##### DATA SUPPLIED #####
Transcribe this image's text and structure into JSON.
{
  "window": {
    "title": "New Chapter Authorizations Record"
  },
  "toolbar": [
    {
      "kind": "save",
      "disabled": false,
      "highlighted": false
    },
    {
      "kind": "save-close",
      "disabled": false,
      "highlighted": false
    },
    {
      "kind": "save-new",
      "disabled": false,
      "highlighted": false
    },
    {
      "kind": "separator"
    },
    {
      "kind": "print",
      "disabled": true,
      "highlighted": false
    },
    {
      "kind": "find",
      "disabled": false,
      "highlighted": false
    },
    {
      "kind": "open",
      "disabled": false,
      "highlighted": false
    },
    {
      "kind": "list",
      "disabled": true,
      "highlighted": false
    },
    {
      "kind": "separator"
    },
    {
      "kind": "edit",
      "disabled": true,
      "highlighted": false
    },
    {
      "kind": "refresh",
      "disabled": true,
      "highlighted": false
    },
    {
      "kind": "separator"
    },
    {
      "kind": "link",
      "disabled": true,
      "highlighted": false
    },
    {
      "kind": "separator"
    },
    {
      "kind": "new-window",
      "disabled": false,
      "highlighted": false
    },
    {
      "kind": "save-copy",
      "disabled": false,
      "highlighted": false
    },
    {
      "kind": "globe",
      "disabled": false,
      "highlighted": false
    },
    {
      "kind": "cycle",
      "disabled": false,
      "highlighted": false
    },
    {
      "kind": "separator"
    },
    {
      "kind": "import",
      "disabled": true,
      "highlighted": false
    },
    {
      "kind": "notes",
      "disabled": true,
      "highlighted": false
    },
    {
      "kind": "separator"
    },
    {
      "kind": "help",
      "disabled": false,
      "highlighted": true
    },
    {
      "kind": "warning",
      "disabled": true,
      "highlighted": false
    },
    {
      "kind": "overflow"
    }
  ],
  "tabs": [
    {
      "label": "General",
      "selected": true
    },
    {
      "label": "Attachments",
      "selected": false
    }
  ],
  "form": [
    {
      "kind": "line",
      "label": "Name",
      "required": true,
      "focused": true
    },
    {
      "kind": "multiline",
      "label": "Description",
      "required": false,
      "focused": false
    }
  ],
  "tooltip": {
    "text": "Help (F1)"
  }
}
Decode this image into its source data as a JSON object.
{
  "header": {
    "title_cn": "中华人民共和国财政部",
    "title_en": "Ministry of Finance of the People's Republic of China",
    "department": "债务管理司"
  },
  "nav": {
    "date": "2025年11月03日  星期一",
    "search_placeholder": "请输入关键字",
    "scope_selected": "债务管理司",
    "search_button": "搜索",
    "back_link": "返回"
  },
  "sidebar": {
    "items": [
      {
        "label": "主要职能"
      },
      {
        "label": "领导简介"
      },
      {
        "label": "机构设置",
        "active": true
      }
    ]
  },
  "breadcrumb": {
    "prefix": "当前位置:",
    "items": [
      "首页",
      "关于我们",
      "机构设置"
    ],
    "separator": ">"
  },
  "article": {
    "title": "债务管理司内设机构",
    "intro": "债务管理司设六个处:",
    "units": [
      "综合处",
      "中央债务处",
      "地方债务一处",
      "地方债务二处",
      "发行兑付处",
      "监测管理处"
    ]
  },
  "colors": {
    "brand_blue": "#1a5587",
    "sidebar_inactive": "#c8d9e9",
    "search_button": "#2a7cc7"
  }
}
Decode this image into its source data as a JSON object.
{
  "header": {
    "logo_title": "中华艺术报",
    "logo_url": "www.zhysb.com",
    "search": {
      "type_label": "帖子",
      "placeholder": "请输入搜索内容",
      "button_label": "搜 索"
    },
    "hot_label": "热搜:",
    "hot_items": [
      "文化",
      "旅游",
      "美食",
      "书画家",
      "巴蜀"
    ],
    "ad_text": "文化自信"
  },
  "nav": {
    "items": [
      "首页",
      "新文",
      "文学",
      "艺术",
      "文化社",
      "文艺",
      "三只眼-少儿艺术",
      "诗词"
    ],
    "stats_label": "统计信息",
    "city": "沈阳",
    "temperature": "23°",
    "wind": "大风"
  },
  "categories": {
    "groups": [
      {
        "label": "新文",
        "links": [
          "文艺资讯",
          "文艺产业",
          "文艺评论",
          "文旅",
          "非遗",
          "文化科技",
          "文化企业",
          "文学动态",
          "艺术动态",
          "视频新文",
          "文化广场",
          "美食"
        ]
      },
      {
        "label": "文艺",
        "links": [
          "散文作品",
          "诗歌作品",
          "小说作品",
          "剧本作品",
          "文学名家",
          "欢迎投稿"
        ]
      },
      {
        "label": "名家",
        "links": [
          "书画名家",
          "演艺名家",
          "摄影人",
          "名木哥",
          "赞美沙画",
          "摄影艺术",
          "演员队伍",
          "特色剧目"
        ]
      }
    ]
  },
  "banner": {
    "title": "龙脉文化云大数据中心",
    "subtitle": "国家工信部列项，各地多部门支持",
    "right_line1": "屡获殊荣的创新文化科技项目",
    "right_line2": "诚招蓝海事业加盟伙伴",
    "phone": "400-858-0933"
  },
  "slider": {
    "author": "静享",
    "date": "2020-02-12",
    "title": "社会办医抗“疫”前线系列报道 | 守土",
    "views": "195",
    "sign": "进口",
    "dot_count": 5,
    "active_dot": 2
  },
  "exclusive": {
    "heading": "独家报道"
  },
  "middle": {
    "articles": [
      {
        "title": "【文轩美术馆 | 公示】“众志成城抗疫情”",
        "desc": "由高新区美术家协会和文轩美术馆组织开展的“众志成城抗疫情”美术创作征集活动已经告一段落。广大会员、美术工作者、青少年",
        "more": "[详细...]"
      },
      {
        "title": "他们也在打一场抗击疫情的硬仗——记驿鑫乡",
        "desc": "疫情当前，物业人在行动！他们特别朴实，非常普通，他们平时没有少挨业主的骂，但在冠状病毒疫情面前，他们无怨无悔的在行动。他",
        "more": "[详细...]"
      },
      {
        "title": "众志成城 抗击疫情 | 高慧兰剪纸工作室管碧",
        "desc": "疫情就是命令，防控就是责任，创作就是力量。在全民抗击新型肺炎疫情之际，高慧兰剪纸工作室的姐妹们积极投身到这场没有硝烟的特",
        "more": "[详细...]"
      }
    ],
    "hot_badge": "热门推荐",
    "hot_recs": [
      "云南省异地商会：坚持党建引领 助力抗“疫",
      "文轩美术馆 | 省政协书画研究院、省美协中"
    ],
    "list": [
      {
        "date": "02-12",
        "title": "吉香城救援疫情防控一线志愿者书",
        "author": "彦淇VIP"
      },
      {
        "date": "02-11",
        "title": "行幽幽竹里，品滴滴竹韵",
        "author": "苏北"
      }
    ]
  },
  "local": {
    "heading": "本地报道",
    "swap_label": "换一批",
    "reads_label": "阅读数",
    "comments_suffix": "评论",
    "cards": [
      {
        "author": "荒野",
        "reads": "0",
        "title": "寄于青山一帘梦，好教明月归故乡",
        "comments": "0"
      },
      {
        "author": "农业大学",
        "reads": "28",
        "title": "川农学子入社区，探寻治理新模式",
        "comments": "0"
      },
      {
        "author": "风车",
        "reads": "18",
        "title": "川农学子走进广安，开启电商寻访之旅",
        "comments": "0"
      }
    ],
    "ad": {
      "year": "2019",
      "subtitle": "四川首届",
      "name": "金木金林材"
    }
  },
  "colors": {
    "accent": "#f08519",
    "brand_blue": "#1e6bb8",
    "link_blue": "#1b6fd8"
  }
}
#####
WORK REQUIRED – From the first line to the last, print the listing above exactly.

RESULT OF THE TASK –
Transcribe this image's text and structure into JSON.
{
  "window": {
    "title": "New Chapter Authorizations Record"
  },
  "toolbar": [
    {
      "kind": "save",
      "disabled": false,
      "highlighted": false
    },
    {
      "kind": "save-close",
      "disabled": false,
      "highlighted": false
    },
    {
      "kind": "save-new",
      "disabled": false,
      "highlighted": false
    },
    {
      "kind": "separator"
    },
    {
      "kind": "print",
      "disabled": true,
      "highlighted": false
    },
    {
      "kind": "find",
      "disabled": false,
      "highlighted": false
    },
    {
      "kind": "open",
      "disabled": false,
      "highlighted": false
    },
    {
      "kind": "list",
      "disabled": true,
      "highlighted": false
    },
    {
      "kind": "separator"
    },
    {
      "kind": "edit",
      "disabled": true,
      "highlighted": false
    },
    {
      "kind": "refresh",
      "disabled": true,
      "highlighted": false
    },
    {
      "kind": "separator"
    },
    {
      "kind": "link",
      "disabled": true,
      "highlighted": false
    },
    {
      "kind": "separator"
    },
    {
      "kind": "new-window",
      "disabled": false,
      "highlighted": false
    },
    {
      "kind": "save-copy",
      "disabled": false,
      "highlighted": false
    },
    {
      "kind": "globe",
      "disabled": false,
      "highlighted": false
    },
    {
      "kind": "cycle",
      "disabled": false,
      "highlighted": false
    },
    {
      "kind": "separator"
    },
    {
      "kind": "import",
      "disabled": true,
      "highlighted": false
    },
    {
      "kind": "notes",
      "disabled": true,
      "highlighted": false
    },
    {
      "kind": "separator"
    },
    {
      "kind": "help",
      "disabled": false,
      "highlighted": true
    },
    {
      "kind": "warning",
      "disabled": true,
      "highlighted": false
    },
    {
      "kind": "overflow"
    }
  ],
  "tabs": [
    {
      "label": "General",
      "selected": true
    },
    {
      "label": "Attachments",
      "selected": false
    }
  ],
  "form": [
    {
      "kind": "line",
      "label": "Name",
      "required": true,
      "focused": true
    },
    {
      "kind": "multiline",
      "label": "Description",
      "required": false,
      "focused": false
    }
  ],
  "tooltip": {
    "text": "Help (F1)"
  }
}
Decode this image into its source data as a JSON object.
{
  "header": {
    "title_cn": "中华人民共和国财政部",
    "title_en": "Ministry of Finance of the People's Republic of China",
    "department": "债务管理司"
  },
  "nav": {
    "date": "2025年11月03日  星期一",
    "search_placeholder": "请输入关键字",
    "scope_selected": "债务管理司",
    "search_button": "搜索",
    "back_link": "返回"
  },
  "sidebar": {
    "items": [
      {
        "label": "主要职能"
      },
      {
        "label": "领导简介"
      },
      {
        "label": "机构设置",
        "active": true
      }
    ]
  },
  "breadcrumb": {
    "prefix": "当前位置:",
    "items": [
      "首页",
      "关于我们",
      "机构设置"
    ],
    "separator": ">"
  },
  "article": {
    "title": "债务管理司内设机构",
    "intro": "债务管理司设六个处:",
    "units": [
      "综合处",
      "中央债务处",
      "地方债务一处",
      "地方债务二处",
      "发行兑付处",
      "监测管理处"
    ]
  },
  "colors": {
    "brand_blue": "#1a5587",
    "sidebar_inactive": "#c8d9e9",
    "search_button": "#2a7cc7"
  }
}
Decode this image into its source data as a JSON object.
{
  "header": {
    "logo_title": "中华艺术报",
    "logo_url": "www.zhysb.com",
    "search": {
      "type_label": "帖子",
      "placeholder": "请输入搜索内容",
      "button_label": "搜 索"
    },
    "hot_label": "热搜:",
    "hot_items": [
      "文化",
      "旅游",
      "美食",
      "书画家",
      "巴蜀"
    ],
    "ad_text": "文化自信"
  },
  "nav": {
    "items": [
      "首页",
      "新文",
      "文学",
      "艺术",
      "文化社",
      "文艺",
      "三只眼-少儿艺术",
      "诗词"
    ],
    "stats_label": "统计信息",
    "city": "沈阳",
    "temperature": "23°",
    "wind": "大风"
  },
  "categories": {
    "groups": [
      {
        "label": "新文",
        "links": [
          "文艺资讯",
          "文艺产业",
          "文艺评论",
          "文旅",
          "非遗",
          "文化科技",
          "文化企业",
          "文学动态",
          "艺术动态",
          "视频新文",
          "文化广场",
          "美食"
        ]
      },
      {
        "label": "文艺",
        "links": [
          "散文作品",
          "诗歌作品",
          "小说作品",
          "剧本作品",
          "文学名家",
          "欢迎投稿"
        ]
      },
      {
        "label": "名家",
        "links": [
          "书画名家",
          "演艺名家",
          "摄影人",
          "名木哥",
          "赞美沙画",
          "摄影艺术",
          "演员队伍",
          "特色剧目"
        ]
      }
    ]
  },
  "banner": {
    "title": "龙脉文化云大数据中心",
    "subtitle": "国家工信部列项，各地多部门支持",
    "right_line1": "屡获殊荣的创新文化科技项目",
    "right_line2": "诚招蓝海事业加盟伙伴",
    "phone": "400-858-0933"
  },
  "slider": {
    "author": "静享",
    "date": "2020-02-12",
    "title": "社会办医抗“疫”前线系列报道 | 守土",
    "views": "195",
    "sign": "进口",
    "dot_count": 5,
    "active_dot": 2
  },
  "exclusive": {
    "heading": "独家报道"
  },
  "middle": {
    "articles": [
      {
        "title": "【文轩美术馆 | 公示】“众志成城抗疫情”",
        "desc": "由高新区美术家协会和文轩美术馆组织开展的“众志成城抗疫情”美术创作征集活动已经告一段落。广大会员、美术工作者、青少年",
        "more": "[详细...]"
      },
      {
        "title": "他们也在打一场抗击疫情的硬仗——记驿鑫乡",
        "desc": "疫情当前，物业人在行动！他们特别朴实，非常普通，他们平时没有少挨业主的骂，但在冠状病毒疫情面前，他们无怨无悔的在行动。他",
        "more": "[详细...]"
      },
      {
        "title": "众志成城 抗击疫情 | 高慧兰剪纸工作室管碧",
        "desc": "疫情就是命令，防控就是责任，创作就是力量。在全民抗击新型肺炎疫情之际，高慧兰剪纸工作室的姐妹们积极投身到这场没有硝烟的特",
        "more": "[详细...]"
      }
    ],
    "hot_badge": "热门推荐",
    "hot_recs": [
      "云南省异地商会：坚持党建引领 助力抗“疫",
      "文轩美术馆 | 省政协书画研究院、省美协中"
    ],
    "list": [
      {
        "date": "02-12",
        "title": "吉香城救援疫情防控一线志愿者书",
        "author": "彦淇VIP"
      },
      {
        "date": "02-11",
        "title": "行幽幽竹里，品滴滴竹韵",
        "author": "苏北"
      }
    ]
  },
  "local": {
    "heading": "本地报道",
    "swap_label": "换一批",
    "reads_label": "阅读数",
    "comments_suffix": "评论",
    "cards": [
      {
        "author": "荒野",
        "reads": "0",
        "title": "寄于青山一帘梦，好教明月归故乡",
        "comments": "0"
      },
      {
        "author": "农业大学",
        "reads": "28",
        "title": "川农学子入社区，探寻治理新模式",
        "comments": "0"
      },
      {
        "author": "风车",
        "reads": "18",
        "title": "川农学子走进广安，开启电商寻访之旅",
        "comments": "0"
      }
    ],
    "ad": {
      "year": "2019",
      "subtitle": "四川首届",
      "name": "金木金林材"
    }
  },
  "colors": {
    "accent": "#f08519",
    "brand_blue": "#1e6bb8",
    "link_blue": "#1b6fd8"
  }
}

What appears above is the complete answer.